Queenstown passenger service drivers have allegedly been sexually inappropriate and boozed-up before getting behind the wheel.
Those are among two dozen complaints upheld against passenger licence drivers in the resort in recent years.
A taxi driver, now allegedly still working as a professional driver, was also fired for locking a passenger in a car and driving her to a police station after she refused to pay.
NZ Transport Agency information provided to Mountain Scene under the Official Information Act shows 24 complaints were upheld between 2014 and 2018 in the resort.
Complaints ranged from drink-driving, assault and driving behaviour to sexual impropriety.

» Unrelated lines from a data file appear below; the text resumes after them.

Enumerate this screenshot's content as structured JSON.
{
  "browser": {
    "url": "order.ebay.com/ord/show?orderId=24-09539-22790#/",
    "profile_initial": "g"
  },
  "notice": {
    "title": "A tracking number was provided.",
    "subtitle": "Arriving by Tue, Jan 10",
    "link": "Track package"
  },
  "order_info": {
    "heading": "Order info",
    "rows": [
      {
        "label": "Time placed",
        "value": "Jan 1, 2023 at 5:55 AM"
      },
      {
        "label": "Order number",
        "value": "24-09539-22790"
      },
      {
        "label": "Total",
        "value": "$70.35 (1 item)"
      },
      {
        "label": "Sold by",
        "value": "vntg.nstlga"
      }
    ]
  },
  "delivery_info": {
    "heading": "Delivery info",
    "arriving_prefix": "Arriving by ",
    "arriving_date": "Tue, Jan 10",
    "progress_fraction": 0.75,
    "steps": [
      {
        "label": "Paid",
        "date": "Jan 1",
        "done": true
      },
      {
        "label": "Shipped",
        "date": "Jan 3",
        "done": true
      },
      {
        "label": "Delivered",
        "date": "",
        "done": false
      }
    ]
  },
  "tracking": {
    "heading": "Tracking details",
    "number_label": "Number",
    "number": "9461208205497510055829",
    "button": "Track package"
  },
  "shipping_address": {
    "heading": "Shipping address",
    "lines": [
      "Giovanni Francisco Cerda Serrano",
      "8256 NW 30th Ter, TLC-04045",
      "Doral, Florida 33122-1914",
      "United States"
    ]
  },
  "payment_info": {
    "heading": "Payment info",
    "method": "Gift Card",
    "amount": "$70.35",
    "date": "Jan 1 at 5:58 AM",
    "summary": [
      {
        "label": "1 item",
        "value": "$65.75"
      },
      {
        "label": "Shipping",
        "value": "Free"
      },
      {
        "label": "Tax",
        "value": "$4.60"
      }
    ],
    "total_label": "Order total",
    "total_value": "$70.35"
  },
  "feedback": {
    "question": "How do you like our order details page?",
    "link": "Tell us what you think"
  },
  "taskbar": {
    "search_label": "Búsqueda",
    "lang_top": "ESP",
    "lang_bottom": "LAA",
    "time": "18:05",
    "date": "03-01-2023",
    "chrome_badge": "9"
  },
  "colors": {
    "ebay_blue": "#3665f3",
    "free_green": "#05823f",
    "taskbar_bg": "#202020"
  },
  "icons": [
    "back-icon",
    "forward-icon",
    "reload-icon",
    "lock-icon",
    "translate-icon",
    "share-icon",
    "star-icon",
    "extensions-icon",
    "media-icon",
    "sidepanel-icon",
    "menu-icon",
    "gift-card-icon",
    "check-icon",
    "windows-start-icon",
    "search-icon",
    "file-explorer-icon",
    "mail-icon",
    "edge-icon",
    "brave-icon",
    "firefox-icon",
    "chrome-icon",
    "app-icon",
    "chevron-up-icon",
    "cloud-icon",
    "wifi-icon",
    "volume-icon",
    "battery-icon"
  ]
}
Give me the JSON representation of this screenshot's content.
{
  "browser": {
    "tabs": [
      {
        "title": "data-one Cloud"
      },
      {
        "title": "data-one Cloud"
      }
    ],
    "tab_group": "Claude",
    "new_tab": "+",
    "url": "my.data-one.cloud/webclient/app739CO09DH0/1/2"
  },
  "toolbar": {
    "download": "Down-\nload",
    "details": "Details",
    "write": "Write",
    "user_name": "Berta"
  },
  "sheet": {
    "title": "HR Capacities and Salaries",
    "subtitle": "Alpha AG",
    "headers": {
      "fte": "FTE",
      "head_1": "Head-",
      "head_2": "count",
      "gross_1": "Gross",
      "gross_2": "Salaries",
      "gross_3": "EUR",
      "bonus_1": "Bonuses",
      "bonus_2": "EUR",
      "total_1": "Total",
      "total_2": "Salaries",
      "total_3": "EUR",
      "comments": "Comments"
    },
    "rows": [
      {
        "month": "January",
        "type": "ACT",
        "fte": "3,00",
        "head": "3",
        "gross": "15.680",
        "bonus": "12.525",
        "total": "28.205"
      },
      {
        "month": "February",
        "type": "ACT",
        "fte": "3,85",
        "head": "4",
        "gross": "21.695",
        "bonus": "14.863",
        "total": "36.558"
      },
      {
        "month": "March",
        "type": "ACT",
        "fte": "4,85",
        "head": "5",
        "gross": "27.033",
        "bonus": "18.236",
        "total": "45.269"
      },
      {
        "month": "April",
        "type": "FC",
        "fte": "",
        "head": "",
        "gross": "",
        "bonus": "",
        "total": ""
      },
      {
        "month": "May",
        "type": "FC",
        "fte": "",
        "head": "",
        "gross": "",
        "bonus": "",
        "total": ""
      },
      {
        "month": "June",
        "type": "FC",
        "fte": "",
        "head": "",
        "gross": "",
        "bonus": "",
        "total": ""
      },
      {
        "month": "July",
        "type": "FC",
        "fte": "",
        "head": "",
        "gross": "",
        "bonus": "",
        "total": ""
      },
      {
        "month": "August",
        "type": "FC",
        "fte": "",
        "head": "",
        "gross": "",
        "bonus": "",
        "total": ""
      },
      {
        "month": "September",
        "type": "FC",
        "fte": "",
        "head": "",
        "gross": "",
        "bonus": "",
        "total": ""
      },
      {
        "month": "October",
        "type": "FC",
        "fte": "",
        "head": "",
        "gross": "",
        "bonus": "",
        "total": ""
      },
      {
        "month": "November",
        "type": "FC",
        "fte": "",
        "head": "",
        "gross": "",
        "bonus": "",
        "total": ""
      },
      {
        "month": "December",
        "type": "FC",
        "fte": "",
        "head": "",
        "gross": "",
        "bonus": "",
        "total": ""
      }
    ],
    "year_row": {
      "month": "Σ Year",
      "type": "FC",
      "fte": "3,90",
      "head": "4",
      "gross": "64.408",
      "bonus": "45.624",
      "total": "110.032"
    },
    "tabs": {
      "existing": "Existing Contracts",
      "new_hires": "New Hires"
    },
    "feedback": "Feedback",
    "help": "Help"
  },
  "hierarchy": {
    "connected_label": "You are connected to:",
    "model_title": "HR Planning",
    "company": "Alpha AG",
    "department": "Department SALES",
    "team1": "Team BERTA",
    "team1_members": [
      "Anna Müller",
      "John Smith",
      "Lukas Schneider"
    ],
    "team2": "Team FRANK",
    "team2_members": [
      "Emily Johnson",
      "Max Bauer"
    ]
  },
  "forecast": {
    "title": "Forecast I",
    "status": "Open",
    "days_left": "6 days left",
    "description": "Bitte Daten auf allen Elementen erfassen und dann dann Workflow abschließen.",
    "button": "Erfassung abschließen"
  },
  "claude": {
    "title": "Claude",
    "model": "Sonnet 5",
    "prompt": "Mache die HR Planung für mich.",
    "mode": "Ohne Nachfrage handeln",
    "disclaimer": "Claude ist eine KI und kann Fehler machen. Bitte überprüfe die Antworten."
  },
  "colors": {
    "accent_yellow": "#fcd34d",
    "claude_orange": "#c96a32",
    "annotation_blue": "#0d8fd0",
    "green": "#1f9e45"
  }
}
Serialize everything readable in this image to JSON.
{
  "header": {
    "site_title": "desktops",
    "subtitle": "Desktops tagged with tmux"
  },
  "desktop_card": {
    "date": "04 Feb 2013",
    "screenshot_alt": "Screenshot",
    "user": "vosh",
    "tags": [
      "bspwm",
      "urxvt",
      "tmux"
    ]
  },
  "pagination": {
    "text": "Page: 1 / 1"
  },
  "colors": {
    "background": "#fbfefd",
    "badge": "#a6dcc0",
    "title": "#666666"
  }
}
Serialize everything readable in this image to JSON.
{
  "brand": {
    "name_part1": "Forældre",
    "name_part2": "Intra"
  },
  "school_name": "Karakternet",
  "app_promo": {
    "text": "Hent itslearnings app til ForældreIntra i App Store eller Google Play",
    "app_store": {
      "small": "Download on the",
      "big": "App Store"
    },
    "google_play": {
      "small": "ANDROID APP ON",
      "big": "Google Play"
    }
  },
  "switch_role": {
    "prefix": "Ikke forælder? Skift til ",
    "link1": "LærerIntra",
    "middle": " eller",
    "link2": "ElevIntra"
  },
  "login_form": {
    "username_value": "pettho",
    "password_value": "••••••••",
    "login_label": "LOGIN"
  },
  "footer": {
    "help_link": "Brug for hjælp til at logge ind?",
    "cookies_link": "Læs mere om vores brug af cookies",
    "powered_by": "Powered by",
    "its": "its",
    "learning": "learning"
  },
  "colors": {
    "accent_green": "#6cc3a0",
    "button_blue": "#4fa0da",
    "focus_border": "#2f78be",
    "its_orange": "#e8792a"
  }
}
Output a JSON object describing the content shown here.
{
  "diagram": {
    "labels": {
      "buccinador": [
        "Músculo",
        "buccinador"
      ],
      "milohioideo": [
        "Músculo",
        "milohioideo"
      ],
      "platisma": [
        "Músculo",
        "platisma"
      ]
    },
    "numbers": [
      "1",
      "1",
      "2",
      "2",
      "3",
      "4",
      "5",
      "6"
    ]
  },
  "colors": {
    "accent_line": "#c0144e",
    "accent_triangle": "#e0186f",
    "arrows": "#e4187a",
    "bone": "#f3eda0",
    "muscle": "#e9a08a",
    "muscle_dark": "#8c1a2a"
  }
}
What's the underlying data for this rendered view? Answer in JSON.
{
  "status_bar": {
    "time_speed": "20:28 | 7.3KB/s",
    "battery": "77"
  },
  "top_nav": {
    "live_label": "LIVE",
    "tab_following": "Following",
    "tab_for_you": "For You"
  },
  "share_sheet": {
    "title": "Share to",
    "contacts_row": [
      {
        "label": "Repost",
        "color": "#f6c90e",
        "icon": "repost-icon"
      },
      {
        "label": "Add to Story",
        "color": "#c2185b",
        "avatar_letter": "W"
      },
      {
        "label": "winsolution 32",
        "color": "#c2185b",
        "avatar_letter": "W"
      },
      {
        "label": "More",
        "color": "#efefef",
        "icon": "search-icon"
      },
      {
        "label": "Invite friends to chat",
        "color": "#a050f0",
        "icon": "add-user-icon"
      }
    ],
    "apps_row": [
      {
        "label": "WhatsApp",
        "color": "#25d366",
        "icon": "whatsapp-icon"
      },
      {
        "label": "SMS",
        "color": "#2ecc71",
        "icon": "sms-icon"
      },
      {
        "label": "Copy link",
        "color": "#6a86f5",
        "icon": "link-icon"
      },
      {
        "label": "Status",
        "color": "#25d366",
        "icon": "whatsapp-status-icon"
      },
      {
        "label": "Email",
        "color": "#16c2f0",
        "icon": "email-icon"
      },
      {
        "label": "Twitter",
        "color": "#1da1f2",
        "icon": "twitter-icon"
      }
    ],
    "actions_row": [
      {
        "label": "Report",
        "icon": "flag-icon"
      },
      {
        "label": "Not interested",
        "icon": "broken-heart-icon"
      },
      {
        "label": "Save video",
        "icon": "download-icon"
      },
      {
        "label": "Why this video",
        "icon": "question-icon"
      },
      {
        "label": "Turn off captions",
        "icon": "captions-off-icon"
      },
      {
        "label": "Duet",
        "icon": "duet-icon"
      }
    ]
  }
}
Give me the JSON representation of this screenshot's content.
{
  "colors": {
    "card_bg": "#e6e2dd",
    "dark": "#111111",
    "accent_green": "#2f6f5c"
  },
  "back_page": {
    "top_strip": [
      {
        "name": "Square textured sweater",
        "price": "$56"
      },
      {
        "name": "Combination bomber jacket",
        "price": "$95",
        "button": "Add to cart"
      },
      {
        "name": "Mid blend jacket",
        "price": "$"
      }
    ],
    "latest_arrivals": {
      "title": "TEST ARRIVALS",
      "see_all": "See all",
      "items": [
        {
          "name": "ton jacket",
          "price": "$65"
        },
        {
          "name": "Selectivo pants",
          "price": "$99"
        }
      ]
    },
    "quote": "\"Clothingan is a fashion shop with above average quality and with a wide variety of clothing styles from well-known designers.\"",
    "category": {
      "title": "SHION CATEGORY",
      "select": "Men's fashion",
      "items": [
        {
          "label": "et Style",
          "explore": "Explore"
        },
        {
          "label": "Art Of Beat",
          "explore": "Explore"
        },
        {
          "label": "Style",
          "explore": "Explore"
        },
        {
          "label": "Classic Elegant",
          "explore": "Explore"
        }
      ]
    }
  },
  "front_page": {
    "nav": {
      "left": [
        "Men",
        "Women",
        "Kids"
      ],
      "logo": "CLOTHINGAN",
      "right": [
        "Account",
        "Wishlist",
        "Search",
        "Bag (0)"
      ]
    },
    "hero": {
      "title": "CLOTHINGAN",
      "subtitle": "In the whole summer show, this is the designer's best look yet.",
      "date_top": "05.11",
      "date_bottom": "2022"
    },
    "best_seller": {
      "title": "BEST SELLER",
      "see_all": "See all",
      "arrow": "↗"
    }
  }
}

Of the 24 complaints, six resulted in a licence being revoked – one for drink-driving, one for assault/unruly behaviour, three for driving behaviour, and one for a sexual complaint.
A second drink-driving incident occurred when the driver was not on duty, and “enforcement action” was taken.
In another case of sexual impropriety, the driver was suspended.
The total number of complaints received can’t be released because minor complaints aren’t recorded, NZTA says.
Queenstown Taxis boss Grant Scannell says new taxi permits being issued by the council next month will make drivers more accountable.
The council plans to initially issue 150 permits to vehicles operating from taxi ranks in Queenstown, at a proposed cost of $500 per permit.
Scannell says he fired a driver last year for essentially “kidnapping” a passenger – the driver locked her in the cab and drove to the police station when she refused to pay her fare.
When there’s an issue with a driver, Scannell says he reports it to NZTA straight away.
He also claims a lull in business is driving bad behaviour outside of the cars.
He says his drivers have footage of independent taxi drivers pushing and shoving each other at the taxi rank, which he claims is because of fierce competition for fares.
“It’s the quietest I’ve seen it for seven years,” he says.
Bus and Coach Association’s Anna Cleary says regulations are there to protect people from “unsavoury behaviour”.
If drivers are behaving badly, “there’s no place for them in the industry”, she says.